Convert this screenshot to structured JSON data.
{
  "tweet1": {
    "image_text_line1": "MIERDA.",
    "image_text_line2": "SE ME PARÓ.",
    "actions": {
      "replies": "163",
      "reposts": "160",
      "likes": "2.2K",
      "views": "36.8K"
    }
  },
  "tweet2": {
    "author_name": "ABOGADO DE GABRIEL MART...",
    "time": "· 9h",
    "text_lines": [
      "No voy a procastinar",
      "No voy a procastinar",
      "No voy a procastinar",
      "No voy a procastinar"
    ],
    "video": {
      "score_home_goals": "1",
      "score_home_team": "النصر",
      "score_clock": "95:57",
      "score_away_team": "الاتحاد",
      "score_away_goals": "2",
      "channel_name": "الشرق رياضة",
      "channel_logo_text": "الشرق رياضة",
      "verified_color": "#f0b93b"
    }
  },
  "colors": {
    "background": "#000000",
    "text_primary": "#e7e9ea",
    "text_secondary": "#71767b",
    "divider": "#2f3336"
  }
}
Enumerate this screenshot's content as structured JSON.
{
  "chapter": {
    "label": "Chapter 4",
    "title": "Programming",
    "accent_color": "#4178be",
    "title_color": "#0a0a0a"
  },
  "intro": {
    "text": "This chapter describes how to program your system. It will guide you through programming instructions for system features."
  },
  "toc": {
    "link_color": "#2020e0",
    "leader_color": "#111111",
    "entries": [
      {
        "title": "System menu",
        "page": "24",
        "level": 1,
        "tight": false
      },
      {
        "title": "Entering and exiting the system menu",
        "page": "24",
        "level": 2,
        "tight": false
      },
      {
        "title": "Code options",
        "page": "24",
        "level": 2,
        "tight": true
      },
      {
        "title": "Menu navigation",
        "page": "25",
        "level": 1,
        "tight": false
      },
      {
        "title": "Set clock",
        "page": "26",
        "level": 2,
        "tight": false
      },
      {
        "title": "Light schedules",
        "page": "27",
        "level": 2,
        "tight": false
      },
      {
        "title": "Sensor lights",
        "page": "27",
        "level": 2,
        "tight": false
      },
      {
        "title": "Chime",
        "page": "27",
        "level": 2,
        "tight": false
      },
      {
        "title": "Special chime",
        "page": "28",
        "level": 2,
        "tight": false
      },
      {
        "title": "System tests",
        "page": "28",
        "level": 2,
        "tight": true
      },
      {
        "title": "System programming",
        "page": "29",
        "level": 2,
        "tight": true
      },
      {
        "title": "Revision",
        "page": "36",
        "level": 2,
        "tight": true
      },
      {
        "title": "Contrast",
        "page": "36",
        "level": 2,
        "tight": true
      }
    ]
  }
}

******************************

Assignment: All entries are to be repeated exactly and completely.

Exercise result:
Convert this screenshot to structured JSON data.
{
  "tweet1": {
    "image_text_line1": "MIERDA.",
    "image_text_line2": "SE ME PARÓ.",
    "actions": {
      "replies": "163",
      "reposts": "160",
      "likes": "2.2K",
      "views": "36.8K"
    }
  },
  "tweet2": {
    "author_name": "ABOGADO DE GABRIEL MART...",
    "time": "· 9h",
    "text_lines": [
      "No voy a procastinar",
      "No voy a procastinar",
      "No voy a procastinar",
      "No voy a procastinar"
    ],
    "video": {
      "score_home_goals": "1",
      "score_home_team": "النصر",
      "score_clock": "95:57",
      "score_away_team": "الاتحاد",
      "score_away_goals": "2",
      "channel_name": "الشرق رياضة",
      "channel_logo_text": "الشرق رياضة",
      "verified_color": "#f0b93b"
    }
  },
  "colors": {
    "background": "#000000",
    "text_primary": "#e7e9ea",
    "text_secondary": "#71767b",
    "divider": "#2f3336"
  }
}
Enumerate this screenshot's content as structured JSON.
{
  "chapter": {
    "label": "Chapter 4",
    "title": "Programming",
    "accent_color": "#4178be",
    "title_color": "#0a0a0a"
  },
  "intro": {
    "text": "This chapter describes how to program your system. It will guide you through programming instructions for system features."
  },
  "toc": {
    "link_color": "#2020e0",
    "leader_color": "#111111",
    "entries": [
      {
        "title": "System menu",
        "page": "24",
        "level": 1,
        "tight": false
      },
      {
        "title": "Entering and exiting the system menu",
        "page": "24",
        "level": 2,
        "tight": false
      },
      {
        "title": "Code options",
        "page": "24",
        "level": 2,
        "tight": true
      },
      {
        "title": "Menu navigation",
        "page": "25",
        "level": 1,
        "tight": false
      },
      {
        "title": "Set clock",
        "page": "26",
        "level": 2,
        "tight": false
      },
      {
        "title": "Light schedules",
        "page": "27",
        "level": 2,
        "tight": false
      },
      {
        "title": "Sensor lights",
        "page": "27",
        "level": 2,
        "tight": false
      },
      {
        "title": "Chime",
        "page": "27",
        "level": 2,
        "tight": false
      },
      {
        "title": "Special chime",
        "page": "28",
        "level": 2,
        "tight": false
      },
      {
        "title": "System tests",
        "page": "28",
        "level": 2,
        "tight": true
      },
      {
        "title": "System programming",
        "page": "29",
        "level": 2,
        "tight": true
      },
      {
        "title": "Revision",
        "page": "36",
        "level": 2,
        "tight": true
      },
      {
        "title": "Contrast",
        "page": "36",
        "level": 2,
        "tight": true
      }
    ]
  }
}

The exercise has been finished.